--- EXTRACTED ENTRIES ---

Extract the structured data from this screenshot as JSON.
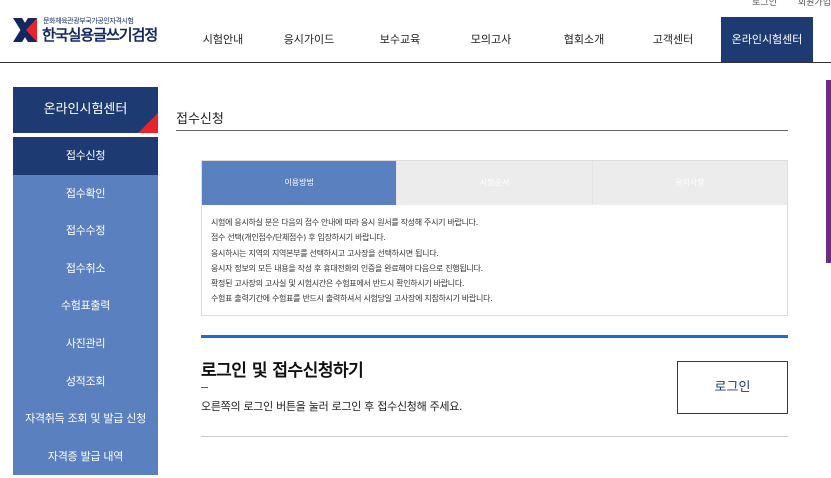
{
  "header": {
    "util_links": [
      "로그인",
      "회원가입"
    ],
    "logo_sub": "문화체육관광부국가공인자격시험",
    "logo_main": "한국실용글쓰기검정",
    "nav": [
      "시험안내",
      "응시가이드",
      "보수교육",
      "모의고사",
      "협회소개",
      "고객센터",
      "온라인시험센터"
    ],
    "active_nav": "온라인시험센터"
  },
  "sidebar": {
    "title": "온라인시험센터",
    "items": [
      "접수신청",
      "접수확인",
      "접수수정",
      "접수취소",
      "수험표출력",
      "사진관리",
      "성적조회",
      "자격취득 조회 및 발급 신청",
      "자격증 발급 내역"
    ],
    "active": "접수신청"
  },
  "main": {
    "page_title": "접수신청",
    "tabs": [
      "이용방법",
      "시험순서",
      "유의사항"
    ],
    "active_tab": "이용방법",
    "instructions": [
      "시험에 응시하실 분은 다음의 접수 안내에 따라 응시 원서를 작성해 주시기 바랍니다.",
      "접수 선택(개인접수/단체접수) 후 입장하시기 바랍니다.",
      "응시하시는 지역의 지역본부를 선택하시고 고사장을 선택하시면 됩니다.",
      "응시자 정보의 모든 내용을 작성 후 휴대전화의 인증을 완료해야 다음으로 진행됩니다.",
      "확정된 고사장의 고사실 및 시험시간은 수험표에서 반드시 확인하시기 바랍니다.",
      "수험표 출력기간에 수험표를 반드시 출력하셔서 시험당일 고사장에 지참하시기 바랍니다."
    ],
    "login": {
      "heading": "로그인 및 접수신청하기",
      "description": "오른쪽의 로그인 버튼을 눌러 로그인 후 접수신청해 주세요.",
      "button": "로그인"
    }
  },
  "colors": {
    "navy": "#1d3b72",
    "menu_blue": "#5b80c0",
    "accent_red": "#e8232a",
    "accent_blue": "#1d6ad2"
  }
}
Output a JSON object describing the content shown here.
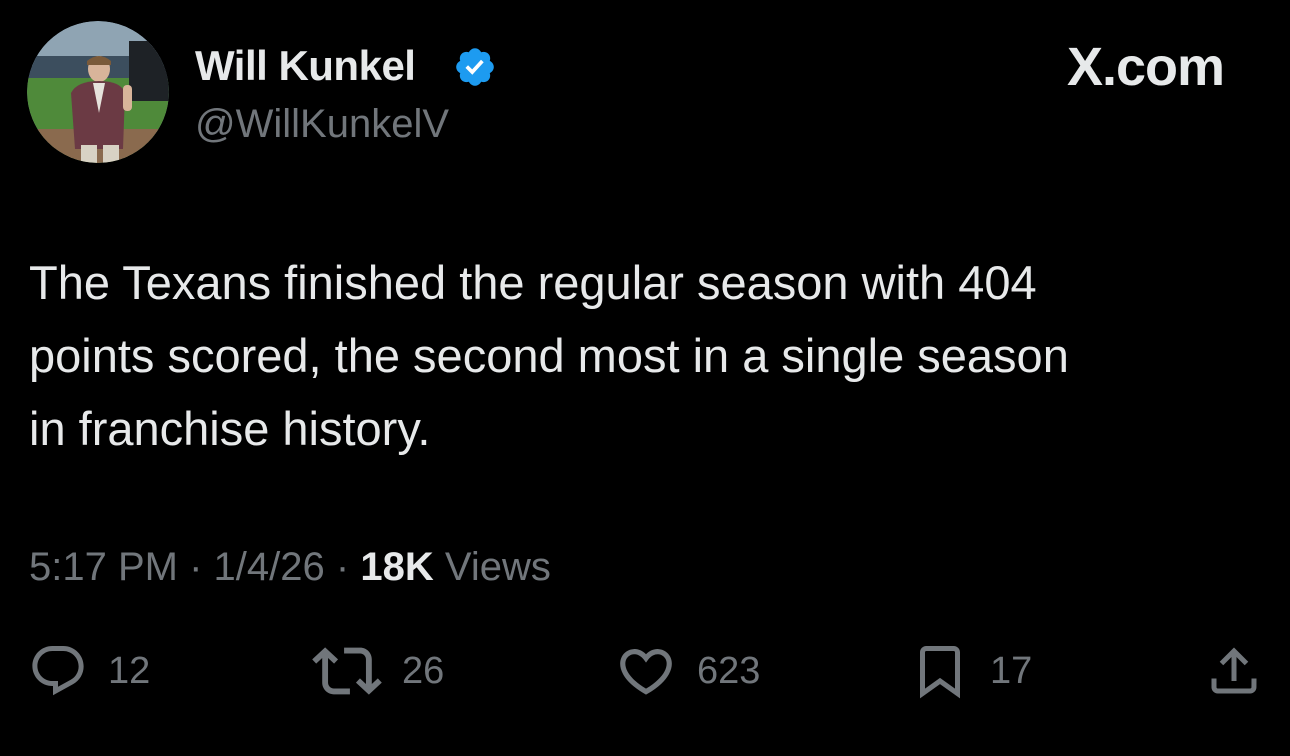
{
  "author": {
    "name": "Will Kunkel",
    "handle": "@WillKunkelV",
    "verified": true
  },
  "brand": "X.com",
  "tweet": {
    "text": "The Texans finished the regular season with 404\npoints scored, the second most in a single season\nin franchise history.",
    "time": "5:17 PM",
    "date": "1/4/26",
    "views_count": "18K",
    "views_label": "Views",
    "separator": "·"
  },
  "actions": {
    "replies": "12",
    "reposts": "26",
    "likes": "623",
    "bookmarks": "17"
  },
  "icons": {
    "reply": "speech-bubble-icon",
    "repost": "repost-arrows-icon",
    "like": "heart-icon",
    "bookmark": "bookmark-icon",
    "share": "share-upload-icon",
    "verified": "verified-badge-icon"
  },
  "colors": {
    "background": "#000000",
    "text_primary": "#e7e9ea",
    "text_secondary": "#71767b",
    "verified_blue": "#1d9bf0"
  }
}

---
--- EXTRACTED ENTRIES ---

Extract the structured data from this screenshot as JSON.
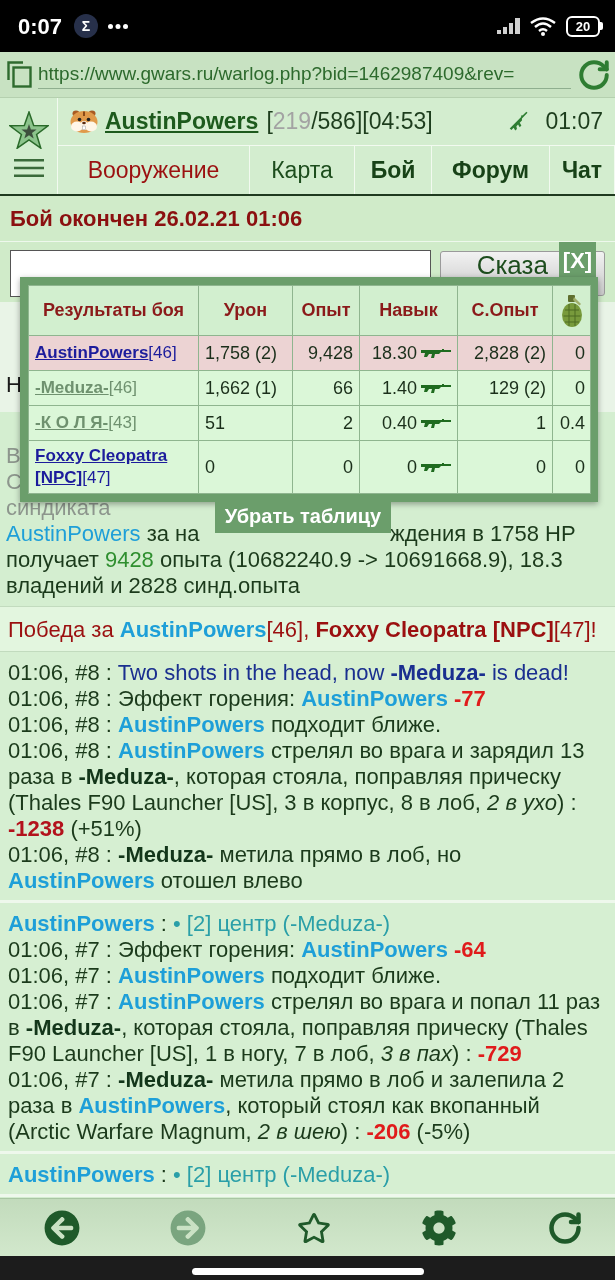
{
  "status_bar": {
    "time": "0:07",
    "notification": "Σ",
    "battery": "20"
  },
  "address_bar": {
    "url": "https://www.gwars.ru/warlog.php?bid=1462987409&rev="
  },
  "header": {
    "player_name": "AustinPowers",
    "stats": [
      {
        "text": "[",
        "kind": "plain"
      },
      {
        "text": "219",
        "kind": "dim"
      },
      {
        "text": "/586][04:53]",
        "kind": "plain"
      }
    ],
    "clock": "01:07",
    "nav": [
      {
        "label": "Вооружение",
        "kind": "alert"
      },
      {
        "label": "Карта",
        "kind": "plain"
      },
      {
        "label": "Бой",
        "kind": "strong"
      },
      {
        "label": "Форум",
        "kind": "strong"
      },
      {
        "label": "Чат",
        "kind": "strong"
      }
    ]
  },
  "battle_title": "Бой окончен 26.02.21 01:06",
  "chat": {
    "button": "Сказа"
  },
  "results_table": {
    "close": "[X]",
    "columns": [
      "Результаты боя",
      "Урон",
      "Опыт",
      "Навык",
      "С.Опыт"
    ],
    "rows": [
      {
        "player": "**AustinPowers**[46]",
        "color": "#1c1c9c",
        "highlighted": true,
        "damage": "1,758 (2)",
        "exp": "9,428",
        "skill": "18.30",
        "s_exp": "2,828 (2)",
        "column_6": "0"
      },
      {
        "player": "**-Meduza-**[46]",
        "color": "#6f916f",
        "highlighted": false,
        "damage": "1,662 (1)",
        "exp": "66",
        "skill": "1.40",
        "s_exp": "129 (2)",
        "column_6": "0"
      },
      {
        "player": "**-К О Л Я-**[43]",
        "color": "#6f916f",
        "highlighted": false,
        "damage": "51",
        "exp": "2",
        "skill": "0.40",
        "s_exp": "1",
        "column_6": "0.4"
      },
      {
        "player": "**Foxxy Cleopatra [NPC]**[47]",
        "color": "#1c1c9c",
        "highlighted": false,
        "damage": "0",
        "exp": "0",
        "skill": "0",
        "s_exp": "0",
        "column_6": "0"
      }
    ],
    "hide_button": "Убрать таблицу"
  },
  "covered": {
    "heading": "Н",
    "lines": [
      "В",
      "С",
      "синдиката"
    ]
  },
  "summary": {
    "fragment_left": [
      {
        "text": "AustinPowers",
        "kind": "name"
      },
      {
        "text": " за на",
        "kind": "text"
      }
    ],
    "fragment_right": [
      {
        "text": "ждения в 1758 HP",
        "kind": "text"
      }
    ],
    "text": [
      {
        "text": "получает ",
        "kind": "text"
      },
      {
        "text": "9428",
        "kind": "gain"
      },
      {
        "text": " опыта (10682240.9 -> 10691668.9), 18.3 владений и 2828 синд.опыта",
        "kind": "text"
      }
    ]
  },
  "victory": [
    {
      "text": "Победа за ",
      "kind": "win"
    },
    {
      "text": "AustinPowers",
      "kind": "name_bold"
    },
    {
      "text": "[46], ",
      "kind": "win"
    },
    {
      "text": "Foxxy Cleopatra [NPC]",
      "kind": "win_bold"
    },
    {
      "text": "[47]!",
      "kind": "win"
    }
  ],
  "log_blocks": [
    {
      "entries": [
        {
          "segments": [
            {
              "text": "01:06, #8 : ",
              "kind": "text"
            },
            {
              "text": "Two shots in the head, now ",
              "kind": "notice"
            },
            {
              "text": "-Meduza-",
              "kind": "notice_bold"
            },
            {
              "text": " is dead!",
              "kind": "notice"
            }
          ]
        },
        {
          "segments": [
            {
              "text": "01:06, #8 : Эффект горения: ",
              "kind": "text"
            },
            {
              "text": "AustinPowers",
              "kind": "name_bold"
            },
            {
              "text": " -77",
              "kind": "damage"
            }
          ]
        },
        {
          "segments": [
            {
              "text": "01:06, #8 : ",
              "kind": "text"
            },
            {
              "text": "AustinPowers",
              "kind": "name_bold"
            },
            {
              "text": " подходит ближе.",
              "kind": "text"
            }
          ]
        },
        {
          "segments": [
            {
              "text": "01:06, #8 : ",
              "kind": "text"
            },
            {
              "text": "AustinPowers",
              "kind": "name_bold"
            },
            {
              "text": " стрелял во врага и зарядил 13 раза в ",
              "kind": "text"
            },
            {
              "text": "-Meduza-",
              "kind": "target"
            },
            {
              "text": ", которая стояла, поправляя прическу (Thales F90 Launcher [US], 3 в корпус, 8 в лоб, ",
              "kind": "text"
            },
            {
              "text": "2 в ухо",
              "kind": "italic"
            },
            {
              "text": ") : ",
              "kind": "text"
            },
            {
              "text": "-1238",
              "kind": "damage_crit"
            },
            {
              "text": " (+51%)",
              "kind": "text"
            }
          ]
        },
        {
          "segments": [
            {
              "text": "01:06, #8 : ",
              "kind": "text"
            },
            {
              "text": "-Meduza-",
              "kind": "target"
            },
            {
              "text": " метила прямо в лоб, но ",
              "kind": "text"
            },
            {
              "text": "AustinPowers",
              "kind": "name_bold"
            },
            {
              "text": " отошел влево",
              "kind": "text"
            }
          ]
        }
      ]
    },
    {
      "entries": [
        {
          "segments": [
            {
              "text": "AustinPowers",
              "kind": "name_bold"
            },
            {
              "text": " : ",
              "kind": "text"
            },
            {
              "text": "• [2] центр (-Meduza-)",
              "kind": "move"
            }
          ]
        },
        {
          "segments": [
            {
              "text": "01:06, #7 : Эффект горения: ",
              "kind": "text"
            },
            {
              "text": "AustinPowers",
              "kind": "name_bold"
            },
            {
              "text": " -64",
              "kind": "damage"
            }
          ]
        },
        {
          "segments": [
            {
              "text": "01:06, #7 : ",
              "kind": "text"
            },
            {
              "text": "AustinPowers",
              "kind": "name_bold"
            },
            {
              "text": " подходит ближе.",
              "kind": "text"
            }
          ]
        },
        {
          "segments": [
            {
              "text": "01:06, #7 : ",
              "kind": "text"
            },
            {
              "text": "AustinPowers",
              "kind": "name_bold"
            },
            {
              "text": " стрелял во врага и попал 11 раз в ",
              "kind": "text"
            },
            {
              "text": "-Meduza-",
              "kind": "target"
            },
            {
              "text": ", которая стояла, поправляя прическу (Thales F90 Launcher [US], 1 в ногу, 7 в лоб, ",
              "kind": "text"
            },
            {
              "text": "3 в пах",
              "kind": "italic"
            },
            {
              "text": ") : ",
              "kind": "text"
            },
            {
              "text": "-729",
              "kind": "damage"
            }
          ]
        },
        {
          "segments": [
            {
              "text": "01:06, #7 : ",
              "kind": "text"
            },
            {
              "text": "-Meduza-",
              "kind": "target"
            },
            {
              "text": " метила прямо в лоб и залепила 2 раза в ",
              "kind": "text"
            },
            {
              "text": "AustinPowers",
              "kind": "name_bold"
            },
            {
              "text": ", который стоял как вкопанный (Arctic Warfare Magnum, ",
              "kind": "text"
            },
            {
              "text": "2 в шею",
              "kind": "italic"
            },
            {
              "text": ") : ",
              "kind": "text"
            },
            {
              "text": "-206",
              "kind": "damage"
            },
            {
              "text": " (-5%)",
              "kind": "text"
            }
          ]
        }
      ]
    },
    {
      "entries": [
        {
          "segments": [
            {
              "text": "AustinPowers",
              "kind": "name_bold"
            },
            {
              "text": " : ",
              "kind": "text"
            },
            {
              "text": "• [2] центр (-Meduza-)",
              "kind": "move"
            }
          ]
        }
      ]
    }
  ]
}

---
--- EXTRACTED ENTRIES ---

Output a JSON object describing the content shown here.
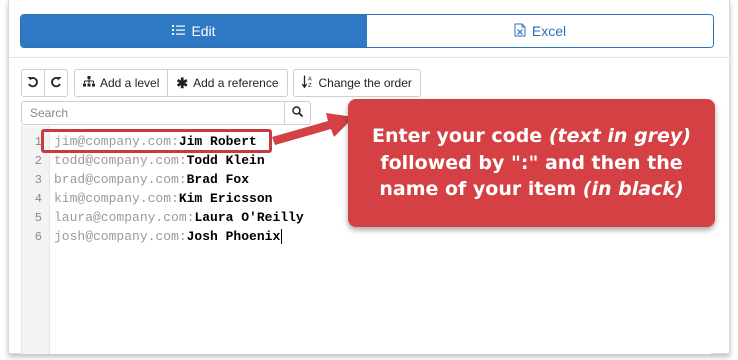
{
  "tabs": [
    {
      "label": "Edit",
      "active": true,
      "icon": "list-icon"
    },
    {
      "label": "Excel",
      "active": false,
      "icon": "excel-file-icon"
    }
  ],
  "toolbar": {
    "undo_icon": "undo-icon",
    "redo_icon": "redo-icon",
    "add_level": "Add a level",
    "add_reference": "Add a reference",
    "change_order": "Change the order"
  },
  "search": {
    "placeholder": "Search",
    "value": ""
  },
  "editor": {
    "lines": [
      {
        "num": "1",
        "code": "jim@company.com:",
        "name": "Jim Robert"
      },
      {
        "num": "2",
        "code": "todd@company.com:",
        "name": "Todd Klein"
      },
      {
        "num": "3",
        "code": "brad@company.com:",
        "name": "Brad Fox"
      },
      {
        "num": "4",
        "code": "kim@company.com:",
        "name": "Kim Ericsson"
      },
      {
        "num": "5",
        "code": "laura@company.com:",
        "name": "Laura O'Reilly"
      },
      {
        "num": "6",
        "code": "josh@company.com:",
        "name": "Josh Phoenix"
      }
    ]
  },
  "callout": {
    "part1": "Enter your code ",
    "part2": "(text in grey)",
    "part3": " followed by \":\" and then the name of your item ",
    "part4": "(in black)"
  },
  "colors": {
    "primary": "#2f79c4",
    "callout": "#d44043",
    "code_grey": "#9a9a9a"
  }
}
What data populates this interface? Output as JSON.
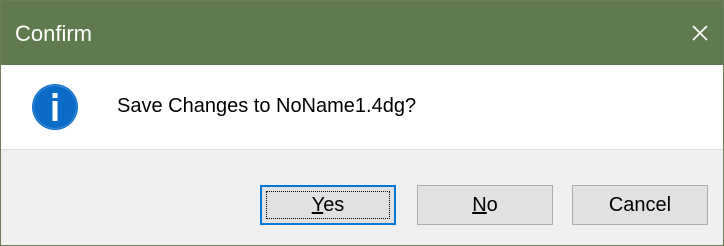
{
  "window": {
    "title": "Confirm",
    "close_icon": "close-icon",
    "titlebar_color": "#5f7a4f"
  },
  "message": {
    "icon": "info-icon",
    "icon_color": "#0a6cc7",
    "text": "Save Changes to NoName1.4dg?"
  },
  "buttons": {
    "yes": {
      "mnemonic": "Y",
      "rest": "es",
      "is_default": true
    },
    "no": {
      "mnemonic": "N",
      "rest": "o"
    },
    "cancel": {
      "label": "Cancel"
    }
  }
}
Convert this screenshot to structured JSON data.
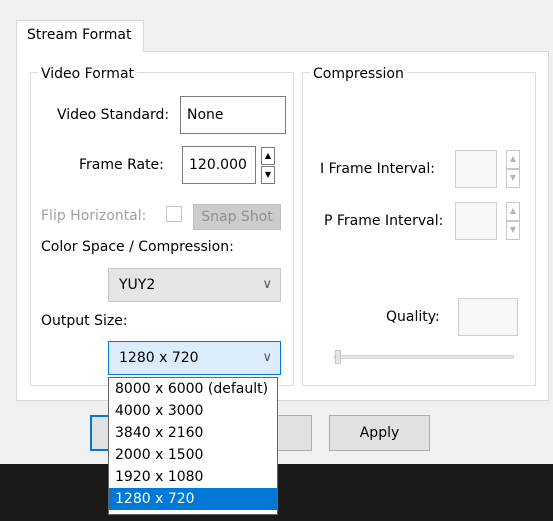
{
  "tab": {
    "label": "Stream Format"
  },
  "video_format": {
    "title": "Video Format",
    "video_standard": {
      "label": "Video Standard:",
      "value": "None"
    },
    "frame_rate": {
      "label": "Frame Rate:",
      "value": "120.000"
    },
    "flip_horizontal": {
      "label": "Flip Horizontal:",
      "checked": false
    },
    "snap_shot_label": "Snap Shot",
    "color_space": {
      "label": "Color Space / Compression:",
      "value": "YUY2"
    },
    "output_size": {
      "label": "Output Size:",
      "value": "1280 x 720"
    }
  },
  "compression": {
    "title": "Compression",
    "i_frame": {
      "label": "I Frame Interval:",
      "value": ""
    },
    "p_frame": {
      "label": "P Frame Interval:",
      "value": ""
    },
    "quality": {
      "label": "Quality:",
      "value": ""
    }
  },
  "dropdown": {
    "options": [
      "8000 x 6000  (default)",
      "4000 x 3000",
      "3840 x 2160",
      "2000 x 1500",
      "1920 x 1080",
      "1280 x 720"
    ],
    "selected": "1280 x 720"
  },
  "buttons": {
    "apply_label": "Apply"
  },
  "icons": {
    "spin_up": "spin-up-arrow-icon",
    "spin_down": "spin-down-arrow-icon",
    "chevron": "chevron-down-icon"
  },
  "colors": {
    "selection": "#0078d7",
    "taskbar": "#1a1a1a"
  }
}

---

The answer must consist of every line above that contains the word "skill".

        "skill": "18.30",
        "skill": "1.40",
        "skill": "0.40",
        "skill": "0",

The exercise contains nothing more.